=== Begin Enclosure ===

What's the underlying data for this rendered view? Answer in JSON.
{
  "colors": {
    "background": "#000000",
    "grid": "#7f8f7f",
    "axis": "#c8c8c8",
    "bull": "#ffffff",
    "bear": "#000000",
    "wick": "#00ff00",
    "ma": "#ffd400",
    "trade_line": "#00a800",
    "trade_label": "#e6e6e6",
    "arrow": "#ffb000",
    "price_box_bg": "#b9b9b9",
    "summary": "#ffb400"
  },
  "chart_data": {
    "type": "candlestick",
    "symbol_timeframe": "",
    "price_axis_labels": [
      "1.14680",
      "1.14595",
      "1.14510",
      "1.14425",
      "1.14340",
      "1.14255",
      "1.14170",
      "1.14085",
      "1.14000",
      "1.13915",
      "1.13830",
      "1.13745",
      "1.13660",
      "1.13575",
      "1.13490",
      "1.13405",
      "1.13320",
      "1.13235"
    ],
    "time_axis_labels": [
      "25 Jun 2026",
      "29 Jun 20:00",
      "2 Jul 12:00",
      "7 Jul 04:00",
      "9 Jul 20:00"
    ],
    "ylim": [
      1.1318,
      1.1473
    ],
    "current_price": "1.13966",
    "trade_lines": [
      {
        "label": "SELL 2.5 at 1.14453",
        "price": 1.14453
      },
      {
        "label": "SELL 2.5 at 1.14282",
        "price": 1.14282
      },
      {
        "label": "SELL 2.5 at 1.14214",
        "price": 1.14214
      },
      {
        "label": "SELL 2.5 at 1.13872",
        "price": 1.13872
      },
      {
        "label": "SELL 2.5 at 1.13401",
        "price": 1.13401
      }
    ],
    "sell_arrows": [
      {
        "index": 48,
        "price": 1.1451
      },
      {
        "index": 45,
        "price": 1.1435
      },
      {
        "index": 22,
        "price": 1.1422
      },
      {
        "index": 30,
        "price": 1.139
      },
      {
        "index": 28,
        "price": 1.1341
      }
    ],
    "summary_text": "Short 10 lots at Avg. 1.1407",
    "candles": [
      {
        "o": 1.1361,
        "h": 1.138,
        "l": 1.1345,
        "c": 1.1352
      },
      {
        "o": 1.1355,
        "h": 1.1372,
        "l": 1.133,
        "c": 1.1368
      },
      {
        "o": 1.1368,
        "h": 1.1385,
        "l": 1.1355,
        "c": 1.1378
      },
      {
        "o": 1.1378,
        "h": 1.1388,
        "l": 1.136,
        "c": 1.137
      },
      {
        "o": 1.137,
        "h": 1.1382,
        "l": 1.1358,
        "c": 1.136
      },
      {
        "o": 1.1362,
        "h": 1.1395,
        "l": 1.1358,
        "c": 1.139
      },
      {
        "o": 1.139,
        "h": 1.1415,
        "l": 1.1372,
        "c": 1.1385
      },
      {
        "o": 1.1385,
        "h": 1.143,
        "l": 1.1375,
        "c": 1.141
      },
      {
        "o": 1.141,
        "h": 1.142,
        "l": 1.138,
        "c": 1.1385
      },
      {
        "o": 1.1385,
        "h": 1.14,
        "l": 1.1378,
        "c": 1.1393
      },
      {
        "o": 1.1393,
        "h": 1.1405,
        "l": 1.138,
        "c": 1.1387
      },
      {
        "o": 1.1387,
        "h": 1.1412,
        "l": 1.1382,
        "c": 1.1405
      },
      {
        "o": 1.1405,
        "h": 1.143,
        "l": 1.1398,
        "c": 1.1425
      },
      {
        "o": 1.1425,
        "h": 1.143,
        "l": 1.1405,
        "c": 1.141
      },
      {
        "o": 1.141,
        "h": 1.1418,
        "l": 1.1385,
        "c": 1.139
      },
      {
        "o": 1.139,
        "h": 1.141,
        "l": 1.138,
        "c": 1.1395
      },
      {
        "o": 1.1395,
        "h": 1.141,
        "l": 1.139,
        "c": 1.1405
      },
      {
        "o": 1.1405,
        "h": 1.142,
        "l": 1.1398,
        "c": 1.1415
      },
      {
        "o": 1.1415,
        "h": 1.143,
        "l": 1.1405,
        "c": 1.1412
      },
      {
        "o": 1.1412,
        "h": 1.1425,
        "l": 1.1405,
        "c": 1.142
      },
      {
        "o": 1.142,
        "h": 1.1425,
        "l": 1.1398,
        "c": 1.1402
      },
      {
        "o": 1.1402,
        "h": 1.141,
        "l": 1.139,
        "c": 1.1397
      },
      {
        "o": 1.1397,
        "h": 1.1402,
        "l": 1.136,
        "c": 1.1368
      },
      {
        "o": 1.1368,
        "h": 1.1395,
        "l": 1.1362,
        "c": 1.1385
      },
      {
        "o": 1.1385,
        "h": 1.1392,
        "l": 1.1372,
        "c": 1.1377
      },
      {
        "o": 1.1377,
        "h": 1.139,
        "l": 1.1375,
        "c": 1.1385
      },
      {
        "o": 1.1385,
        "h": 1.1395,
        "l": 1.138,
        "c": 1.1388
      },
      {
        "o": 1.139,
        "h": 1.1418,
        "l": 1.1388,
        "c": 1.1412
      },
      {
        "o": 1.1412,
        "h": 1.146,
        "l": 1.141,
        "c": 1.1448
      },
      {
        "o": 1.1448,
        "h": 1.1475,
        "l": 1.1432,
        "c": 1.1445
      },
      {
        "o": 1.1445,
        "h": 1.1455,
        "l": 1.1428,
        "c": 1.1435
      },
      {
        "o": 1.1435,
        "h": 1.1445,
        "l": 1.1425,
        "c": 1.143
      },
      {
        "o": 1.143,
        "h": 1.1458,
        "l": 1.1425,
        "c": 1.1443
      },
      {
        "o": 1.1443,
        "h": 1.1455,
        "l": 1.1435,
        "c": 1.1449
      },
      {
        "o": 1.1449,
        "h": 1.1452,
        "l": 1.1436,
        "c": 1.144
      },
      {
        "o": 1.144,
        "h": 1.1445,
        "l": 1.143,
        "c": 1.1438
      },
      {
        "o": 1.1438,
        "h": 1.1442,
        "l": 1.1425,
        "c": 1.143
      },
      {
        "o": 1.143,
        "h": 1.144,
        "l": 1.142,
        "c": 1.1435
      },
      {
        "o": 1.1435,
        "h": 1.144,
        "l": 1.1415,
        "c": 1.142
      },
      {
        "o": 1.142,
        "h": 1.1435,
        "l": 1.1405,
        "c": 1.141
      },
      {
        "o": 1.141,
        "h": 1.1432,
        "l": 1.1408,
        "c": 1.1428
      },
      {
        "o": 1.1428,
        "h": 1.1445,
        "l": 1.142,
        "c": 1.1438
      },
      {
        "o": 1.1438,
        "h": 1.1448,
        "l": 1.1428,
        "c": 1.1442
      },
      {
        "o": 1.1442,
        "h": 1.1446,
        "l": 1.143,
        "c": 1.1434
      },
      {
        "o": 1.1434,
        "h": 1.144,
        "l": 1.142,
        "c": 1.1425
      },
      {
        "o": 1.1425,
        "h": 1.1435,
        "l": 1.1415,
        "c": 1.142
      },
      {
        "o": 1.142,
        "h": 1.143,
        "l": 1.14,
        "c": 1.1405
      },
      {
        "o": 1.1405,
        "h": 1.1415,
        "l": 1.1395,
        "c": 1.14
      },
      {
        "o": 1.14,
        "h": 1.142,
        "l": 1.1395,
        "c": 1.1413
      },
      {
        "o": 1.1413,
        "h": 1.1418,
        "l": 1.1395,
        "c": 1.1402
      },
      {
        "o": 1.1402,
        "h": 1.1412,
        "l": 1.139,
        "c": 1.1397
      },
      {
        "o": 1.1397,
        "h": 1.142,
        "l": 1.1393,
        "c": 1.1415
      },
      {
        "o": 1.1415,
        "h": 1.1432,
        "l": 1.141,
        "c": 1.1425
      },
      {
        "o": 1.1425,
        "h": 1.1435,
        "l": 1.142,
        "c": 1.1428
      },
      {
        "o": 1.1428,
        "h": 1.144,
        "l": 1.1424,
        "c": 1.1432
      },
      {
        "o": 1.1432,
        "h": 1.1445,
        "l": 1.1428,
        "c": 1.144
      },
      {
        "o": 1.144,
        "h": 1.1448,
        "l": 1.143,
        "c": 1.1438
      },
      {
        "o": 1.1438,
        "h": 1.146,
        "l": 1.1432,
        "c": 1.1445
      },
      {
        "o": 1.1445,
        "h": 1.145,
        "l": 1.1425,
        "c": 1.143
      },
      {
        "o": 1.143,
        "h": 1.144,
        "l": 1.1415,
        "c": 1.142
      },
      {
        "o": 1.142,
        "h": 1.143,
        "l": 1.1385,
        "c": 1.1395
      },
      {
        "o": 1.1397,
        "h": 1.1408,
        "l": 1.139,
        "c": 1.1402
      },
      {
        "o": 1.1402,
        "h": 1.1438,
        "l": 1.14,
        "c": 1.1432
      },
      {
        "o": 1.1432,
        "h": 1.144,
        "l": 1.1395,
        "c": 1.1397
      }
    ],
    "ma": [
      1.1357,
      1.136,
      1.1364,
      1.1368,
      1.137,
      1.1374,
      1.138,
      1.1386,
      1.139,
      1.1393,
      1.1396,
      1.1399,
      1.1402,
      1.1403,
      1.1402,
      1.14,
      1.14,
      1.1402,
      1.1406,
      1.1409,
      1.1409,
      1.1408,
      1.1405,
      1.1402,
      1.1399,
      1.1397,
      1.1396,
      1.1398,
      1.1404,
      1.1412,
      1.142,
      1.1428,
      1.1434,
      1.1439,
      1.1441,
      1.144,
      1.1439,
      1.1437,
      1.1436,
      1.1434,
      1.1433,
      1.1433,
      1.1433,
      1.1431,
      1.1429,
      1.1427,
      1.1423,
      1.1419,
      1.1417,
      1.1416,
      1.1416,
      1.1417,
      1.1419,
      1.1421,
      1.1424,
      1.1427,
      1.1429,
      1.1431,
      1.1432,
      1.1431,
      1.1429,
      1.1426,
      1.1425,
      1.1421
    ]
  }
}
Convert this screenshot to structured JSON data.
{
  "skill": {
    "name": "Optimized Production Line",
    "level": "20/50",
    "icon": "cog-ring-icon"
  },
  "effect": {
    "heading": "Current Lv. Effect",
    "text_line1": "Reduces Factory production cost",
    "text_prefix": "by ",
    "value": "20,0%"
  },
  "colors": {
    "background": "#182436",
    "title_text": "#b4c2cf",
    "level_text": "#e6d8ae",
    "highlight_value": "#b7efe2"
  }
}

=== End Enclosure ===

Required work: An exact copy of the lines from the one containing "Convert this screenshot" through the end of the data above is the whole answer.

Answer for this exercise:
Convert this screenshot to structured JSON data.
{
  "skill": {
    "name": "Optimized Production Line",
    "level": "20/50",
    "icon": "cog-ring-icon"
  },
  "effect": {
    "heading": "Current Lv. Effect",
    "text_line1": "Reduces Factory production cost",
    "text_prefix": "by ",
    "value": "20,0%"
  },
  "colors": {
    "background": "#182436",
    "title_text": "#b4c2cf",
    "level_text": "#e6d8ae",
    "highlight_value": "#b7efe2"
  }
}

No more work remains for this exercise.